Tuesday, March 24, 2020

Kari Weil's "Precarious Partners"

Kari Weil is University Professor of Letters at Wesleyan University. She is the author of Thinking Animals: Why Animal Studies Now and Androgyny and the Denial of Difference.

Weil applied the “Page 99 Test” to her new book, Precarious Partners: Horses and Their Humans in Nineteenth-Century France, and reported the following:
As fate would have it, page 99 does bring readers to one of the central questions of Precarious Partners and which gets to the very precarity of human-horse relations in the nineteenth-century: why is it that at the very moment when the popularity and presence of the horse as worker, prized possession, and even pampered pet were at their height, horsemeat was legalized for human consumption. To answer that question, I refer to Derrida’s essay on “Eating Well,” in order to raise the idea and desirability of “carnivorous virility.” But meat was expensive and the prevalence of horse carcasses in the city made it a far less expensive meat than beef. Hence, I suggest, the legalization of horsemeat could be regarded as a generous extension of such virility to the working classes, if of a distinctly lesser order signaled by the mandatory horse head above all horse butcheries.

To complicate even further the importance of eating animals for virile subjectivity, the page then moves to Walter Benjamin’s essay on “Gloves,” and his suggestion that eating animals may be a way of overcoming the fear of being like them, of sensing our animality. In contrast to feminist thinkers who have celebrated the reciprocity of touch, Benjamin adds that disgust for the animal-other begins with touch and ends with a reaction whereby “may not deny his bestial relationship with animals… He must make himself its master.” Benjamin thus adds a new perspective on the postcard image with which the chapter opens, where a man in full equestrian attire is seen standing in line at the chevaline or horse butcher shop. Might it be, I ask “that in nineteenth-century France, the horse was that animal who most revealed man’s intimate and bestial relationship with animals, such that activities like pleasure-riding required subsequently a drastic means of separation, sending our post-card equestrian immediately to the “Chevaline” in order to eat his disgusting mate and so prove himself its master?”

To be sure, eating and virile mastery over the horse is not the whole story, nor are Benjamin and Derrida the only theorists considered to help understand horse-human relations at the time.
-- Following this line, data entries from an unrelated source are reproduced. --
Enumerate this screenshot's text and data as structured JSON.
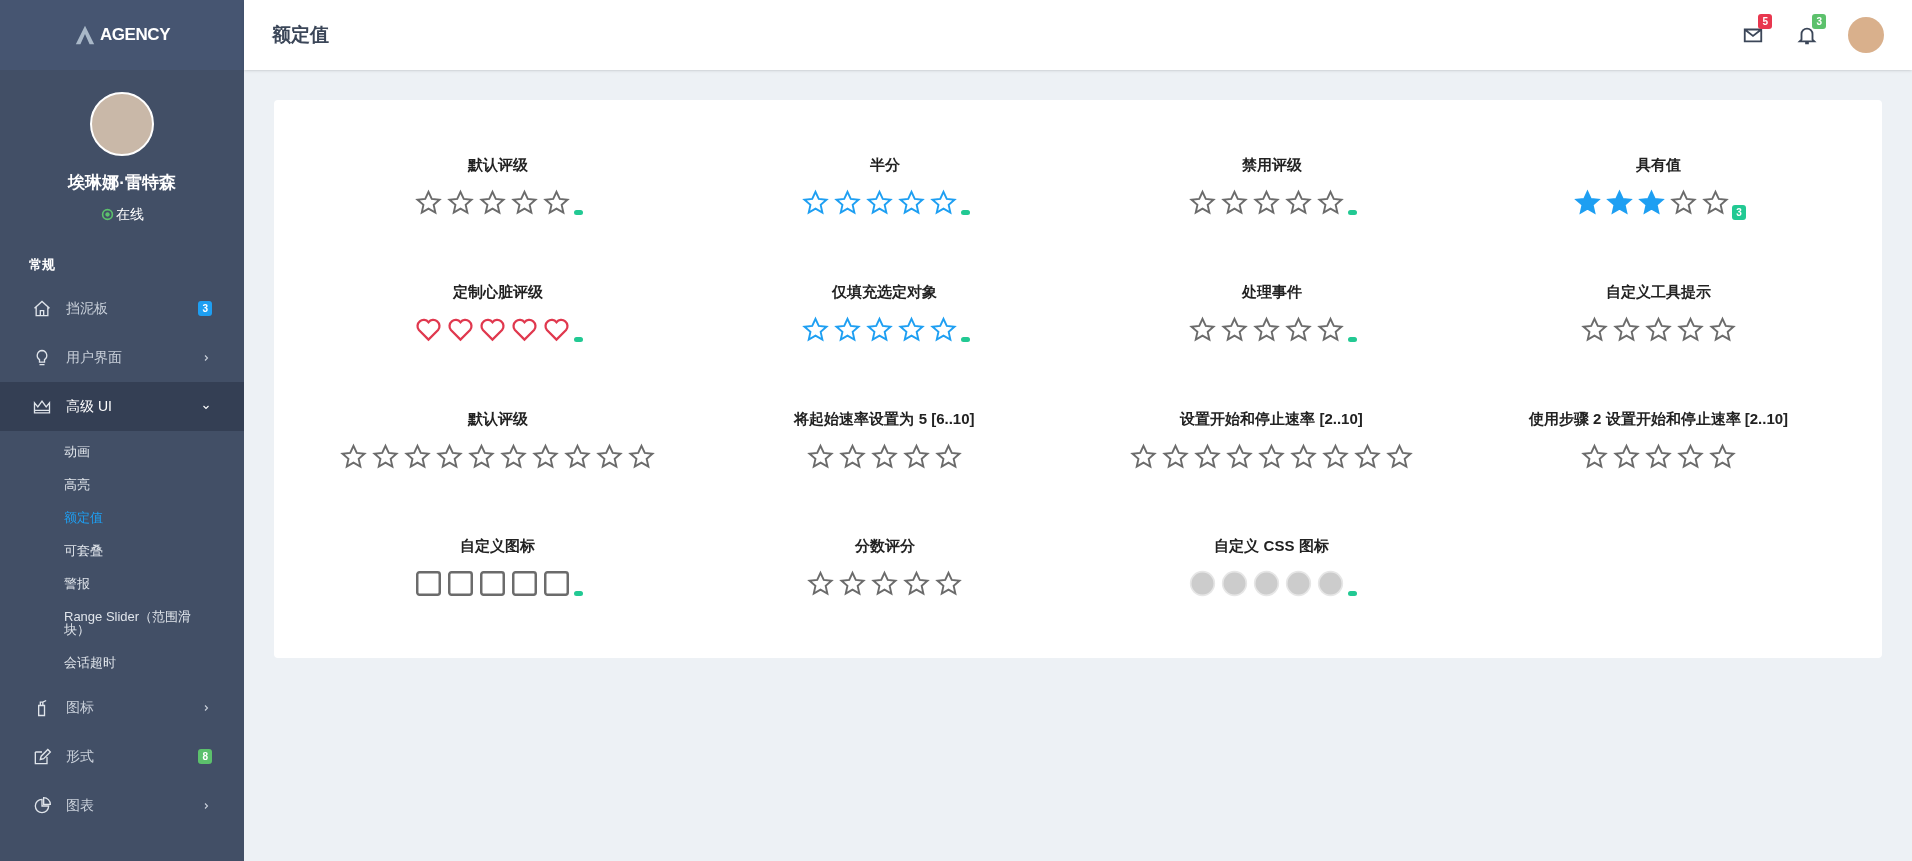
{
  "sidebar": {
    "logo": "AGENCY",
    "user": {
      "name": "埃琳娜·雷特森",
      "status": "在线"
    },
    "section": "常规",
    "items": [
      {
        "label": "挡泥板",
        "kind": "badge",
        "badge": "3",
        "color": "#1e9ff2",
        "selected": false
      },
      {
        "label": "用户界面",
        "kind": "submenu",
        "expanded": false,
        "selected": false
      },
      {
        "label": "高级 UI",
        "kind": "submenu",
        "expanded": true,
        "selected": true,
        "children": [
          {
            "label": "动画",
            "selected": false
          },
          {
            "label": "高亮",
            "selected": false
          },
          {
            "label": "额定值",
            "selected": true
          },
          {
            "label": "可套叠",
            "selected": false
          },
          {
            "label": "警报",
            "selected": false
          },
          {
            "label": "Range Slider（范围滑块）",
            "selected": false
          },
          {
            "label": "会话超时",
            "selected": false
          }
        ]
      },
      {
        "label": "图标",
        "kind": "submenu",
        "expanded": false,
        "selected": false
      },
      {
        "label": "形式",
        "kind": "badge",
        "badge": "8",
        "color": "#5cc16c",
        "selected": false
      },
      {
        "label": "图表",
        "kind": "submenu",
        "expanded": false,
        "selected": false
      }
    ]
  },
  "header": {
    "title": "额定值",
    "mail_badge": "5",
    "notification_badge": "3"
  },
  "ratings": [
    {
      "title": "默认评级",
      "kind": "star",
      "stars": 0,
      "badge": true,
      "icons": [
        {
          "color": "#6b6b6b"
        },
        {
          "color": "#6b6b6b"
        },
        {
          "color": "#6b6b6b"
        },
        {
          "color": "#6b6b6b"
        },
        {
          "color": "#6b6b6b"
        }
      ]
    },
    {
      "title": "半分",
      "kind": "star",
      "stars": 0,
      "badge": true,
      "icons": [
        {
          "color": "#1e9ff2"
        },
        {
          "color": "#1e9ff2"
        },
        {
          "color": "#1e9ff2"
        },
        {
          "color": "#1e9ff2"
        },
        {
          "color": "#1e9ff2"
        }
      ]
    },
    {
      "title": "禁用评级",
      "kind": "star",
      "stars": 0,
      "badge": true,
      "icons": [
        {
          "color": "#6b6b6b"
        },
        {
          "color": "#6b6b6b"
        },
        {
          "color": "#6b6b6b"
        },
        {
          "color": "#6b6b6b"
        },
        {
          "color": "#6b6b6b"
        }
      ]
    },
    {
      "title": "具有值",
      "kind": "star",
      "stars": 3,
      "badge": true,
      "value_label": "3",
      "icons": [
        {
          "color": "#1e9ff2"
        },
        {
          "color": "#1e9ff2"
        },
        {
          "color": "#1e9ff2"
        },
        {
          "color": "#6b6b6b"
        },
        {
          "color": "#6b6b6b"
        }
      ]
    },
    {
      "title": "定制心脏评级",
      "kind": "heart",
      "stars": 0,
      "badge": true,
      "icons": [
        {
          "color": "#e0384e"
        },
        {
          "color": "#e0384e"
        },
        {
          "color": "#e0384e"
        },
        {
          "color": "#e0384e"
        },
        {
          "color": "#e0384e"
        }
      ]
    },
    {
      "title": "仅填充选定对象",
      "kind": "star",
      "stars": 0,
      "badge": true,
      "icons": [
        {
          "color": "#1e9ff2"
        },
        {
          "color": "#1e9ff2"
        },
        {
          "color": "#1e9ff2"
        },
        {
          "color": "#1e9ff2"
        },
        {
          "color": "#1e9ff2"
        }
      ]
    },
    {
      "title": "处理事件",
      "kind": "star",
      "stars": 0,
      "badge": true,
      "icons": [
        {
          "color": "#6b6b6b"
        },
        {
          "color": "#6b6b6b"
        },
        {
          "color": "#6b6b6b"
        },
        {
          "color": "#6b6b6b"
        },
        {
          "color": "#6b6b6b"
        }
      ]
    },
    {
      "title": "自定义工具提示",
      "kind": "star",
      "stars": 0,
      "badge": false,
      "icons": [
        {
          "color": "#6b6b6b"
        },
        {
          "color": "#6b6b6b"
        },
        {
          "color": "#6b6b6b"
        },
        {
          "color": "#6b6b6b"
        },
        {
          "color": "#6b6b6b"
        }
      ]
    },
    {
      "title": "默认评级",
      "kind": "star",
      "stars": 0,
      "badge": false,
      "icons": [
        {
          "color": "#6b6b6b"
        },
        {
          "color": "#6b6b6b"
        },
        {
          "color": "#6b6b6b"
        },
        {
          "color": "#6b6b6b"
        },
        {
          "color": "#6b6b6b"
        },
        {
          "color": "#6b6b6b"
        },
        {
          "color": "#6b6b6b"
        },
        {
          "color": "#6b6b6b"
        },
        {
          "color": "#6b6b6b"
        },
        {
          "color": "#6b6b6b"
        }
      ]
    },
    {
      "title": "将起始速率设置为 5 [6..10]",
      "kind": "star",
      "stars": 0,
      "badge": false,
      "icons": [
        {
          "color": "#6b6b6b"
        },
        {
          "color": "#6b6b6b"
        },
        {
          "color": "#6b6b6b"
        },
        {
          "color": "#6b6b6b"
        },
        {
          "color": "#6b6b6b"
        }
      ]
    },
    {
      "title": "设置开始和停止速率 [2..10]",
      "kind": "star",
      "stars": 0,
      "badge": false,
      "icons": [
        {
          "color": "#6b6b6b"
        },
        {
          "color": "#6b6b6b"
        },
        {
          "color": "#6b6b6b"
        },
        {
          "color": "#6b6b6b"
        },
        {
          "color": "#6b6b6b"
        },
        {
          "color": "#6b6b6b"
        },
        {
          "color": "#6b6b6b"
        },
        {
          "color": "#6b6b6b"
        },
        {
          "color": "#6b6b6b"
        }
      ]
    },
    {
      "title": "使用步骤 2 设置开始和停止速率 [2..10]",
      "kind": "star",
      "stars": 0,
      "badge": false,
      "icons": [
        {
          "color": "#6b6b6b"
        },
        {
          "color": "#6b6b6b"
        },
        {
          "color": "#6b6b6b"
        },
        {
          "color": "#6b6b6b"
        },
        {
          "color": "#6b6b6b"
        }
      ]
    },
    {
      "title": "自定义图标",
      "kind": "square",
      "stars": 0,
      "badge": true,
      "icons": [
        {
          "color": "#6b6b6b"
        },
        {
          "color": "#6b6b6b"
        },
        {
          "color": "#6b6b6b"
        },
        {
          "color": "#6b6b6b"
        },
        {
          "color": "#6b6b6b"
        }
      ]
    },
    {
      "title": "分数评分",
      "kind": "star",
      "stars": 0,
      "badge": false,
      "icons": [
        {
          "color": "#6b6b6b"
        },
        {
          "color": "#6b6b6b"
        },
        {
          "color": "#6b6b6b"
        },
        {
          "color": "#6b6b6b"
        },
        {
          "color": "#6b6b6b"
        }
      ]
    },
    {
      "title": "自定义 CSS 图标",
      "kind": "circle",
      "stars": 0,
      "badge": true,
      "icons": [
        {
          "color": "#cccccc"
        },
        {
          "color": "#cccccc"
        },
        {
          "color": "#cccccc"
        },
        {
          "color": "#cccccc"
        },
        {
          "color": "#cccccc"
        }
      ]
    }
  ]
}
Other chapters of the book move between literature, painting, writings in natural history and sport manuals to examine the rise of the woman rider or “amazone,” conflicts between animal protection and worker’s rights, ideas behind domesticaion along with connections between race and the breeding of horses, and the various aesthetic, cultural, physical and affective pleasures and power achieved through partnerships with horses whether on the streets, in the parks, in the hippodromes or circuses, and, unfortunately, at the slaughter yards.
Learn more about Precarious Partners at the University of Chicago Press website.

--Marshal Zeringue